How to complete this task - Exact repetition, pictures omitted: give every record below again.

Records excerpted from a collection
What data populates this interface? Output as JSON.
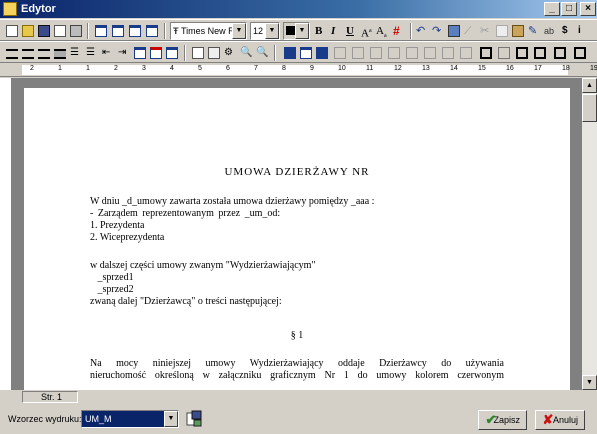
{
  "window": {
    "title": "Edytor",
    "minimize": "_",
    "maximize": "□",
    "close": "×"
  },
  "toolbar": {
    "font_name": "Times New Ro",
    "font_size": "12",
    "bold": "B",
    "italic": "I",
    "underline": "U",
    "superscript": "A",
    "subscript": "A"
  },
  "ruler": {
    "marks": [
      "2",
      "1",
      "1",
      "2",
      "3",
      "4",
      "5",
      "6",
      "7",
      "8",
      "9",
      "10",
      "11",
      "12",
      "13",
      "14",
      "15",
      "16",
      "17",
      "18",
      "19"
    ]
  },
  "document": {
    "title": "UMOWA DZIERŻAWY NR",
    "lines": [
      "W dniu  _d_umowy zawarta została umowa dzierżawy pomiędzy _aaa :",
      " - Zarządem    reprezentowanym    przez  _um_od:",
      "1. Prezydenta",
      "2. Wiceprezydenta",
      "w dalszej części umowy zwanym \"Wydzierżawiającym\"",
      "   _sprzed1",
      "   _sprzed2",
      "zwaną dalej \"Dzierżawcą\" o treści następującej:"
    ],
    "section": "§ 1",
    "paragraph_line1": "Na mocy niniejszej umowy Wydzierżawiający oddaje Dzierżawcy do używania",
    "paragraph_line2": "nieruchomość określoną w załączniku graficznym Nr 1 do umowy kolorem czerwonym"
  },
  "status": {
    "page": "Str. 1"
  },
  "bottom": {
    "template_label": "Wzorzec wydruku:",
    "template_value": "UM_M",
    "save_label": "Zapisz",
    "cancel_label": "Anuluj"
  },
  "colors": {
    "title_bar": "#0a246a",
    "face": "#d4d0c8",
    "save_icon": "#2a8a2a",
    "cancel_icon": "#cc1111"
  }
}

Reply -
What data populates this interface? Output as JSON.
{
  "window": {
    "title": "Edytor",
    "minimize": "_",
    "maximize": "□",
    "close": "×"
  },
  "toolbar": {
    "font_name": "Times New Ro",
    "font_size": "12",
    "bold": "B",
    "italic": "I",
    "underline": "U",
    "superscript": "A",
    "subscript": "A"
  },
  "ruler": {
    "marks": [
      "2",
      "1",
      "1",
      "2",
      "3",
      "4",
      "5",
      "6",
      "7",
      "8",
      "9",
      "10",
      "11",
      "12",
      "13",
      "14",
      "15",
      "16",
      "17",
      "18",
      "19"
    ]
  },
  "document": {
    "title": "UMOWA DZIERŻAWY NR",
    "lines": [
      "W dniu  _d_umowy zawarta została umowa dzierżawy pomiędzy _aaa :",
      " - Zarządem    reprezentowanym    przez  _um_od:",
      "1. Prezydenta",
      "2. Wiceprezydenta",
      "w dalszej części umowy zwanym \"Wydzierżawiającym\"",
      "   _sprzed1",
      "   _sprzed2",
      "zwaną dalej \"Dzierżawcą\" o treści następującej:"
    ],
    "section": "§ 1",
    "paragraph_line1": "Na mocy niniejszej umowy Wydzierżawiający oddaje Dzierżawcy do używania",
    "paragraph_line2": "nieruchomość określoną w załączniku graficznym Nr 1 do umowy kolorem czerwonym"
  },
  "status": {
    "page": "Str. 1"
  },
  "bottom": {
    "template_label": "Wzorzec wydruku:",
    "template_value": "UM_M",
    "save_label": "Zapisz",
    "cancel_label": "Anuluj"
  },
  "colors": {
    "title_bar": "#0a246a",
    "face": "#d4d0c8",
    "save_icon": "#2a8a2a",
    "cancel_icon": "#cc1111"
  }
}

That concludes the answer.